When an injury or illness prevents someone from working, they may qualify for benefits under Social Security disability law. However, many younger people don’t realize this option is available to them. There’s a common belief you have to be of retirement age to receive disability payments, but the Social Security Administration recognizes that anyone can become disabled at any stage in life. Thus, while age can play an integral part in deciding whether to approve or deny a claim, a variety of other factors are also considered. The following overview looks at how age affects the ability to collect benefits.
What Role Does Age Play in Awarding Social Security Disability Claims?
Why Age Is a Factor in Determining Eligibility
Social Security disability laws exist to provide assistance for applicants with a medical condition that falls onto the SSA’s list of impairments. For those who don’t qualify because of the nature of their injury or illness, the SSA will base eligibility on age, education, and work experience. First, they will determine what the applicant’s work capabilities are, referred to as their residual functional capacity, and compare that to the kind of work they previously performed.

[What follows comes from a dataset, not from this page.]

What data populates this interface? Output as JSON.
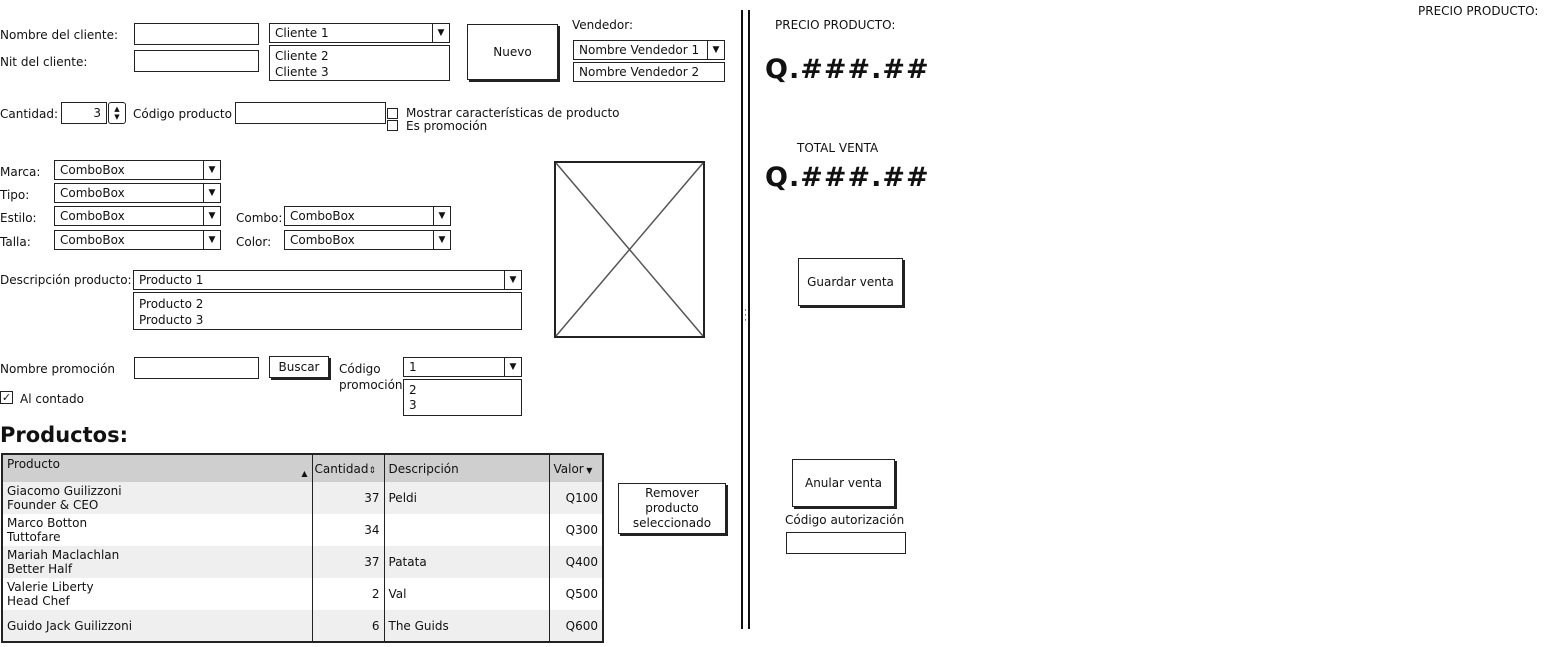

This is where age generally becomes a significant factor, as there is an assumption that individuals over 50 are at a disadvantage when it comes to adjusting to a different type of job. In turn, the chances of getting approved for benefits tend to increase as individuals age.
How the Medical-Vocational Grid Works
While the SSA is more likely to award older applicants benefits, Social Security disability laws are meant to cover anyone who meets the definition of disability. To ensure a more consistent approval process, the SSA uses a set of guidelines, known as the medical-vocational grid, to help decide a person’s eligibility. Applicants are grouped into categories according to age so they can be evaluated on whether or not they can return to work while factoring in their level of education, communication skills, and ability to lift different weights. Thus, younger applicants often have a bigger burden of proof to show they’re disabled.
If you have any questions about your eligibility to receive benefits, contact the legal team at Hill & Hovis in High Point, NC. They offer more than 60 years of combined experience and extensive knowledge of Social Security disability law. Should your claim be wrongfully denied, they will provide the guidance and representation you need to successfully file an appeal. Call (336) 883-6000 to arrange a consultation or visit them online to learn more about their services.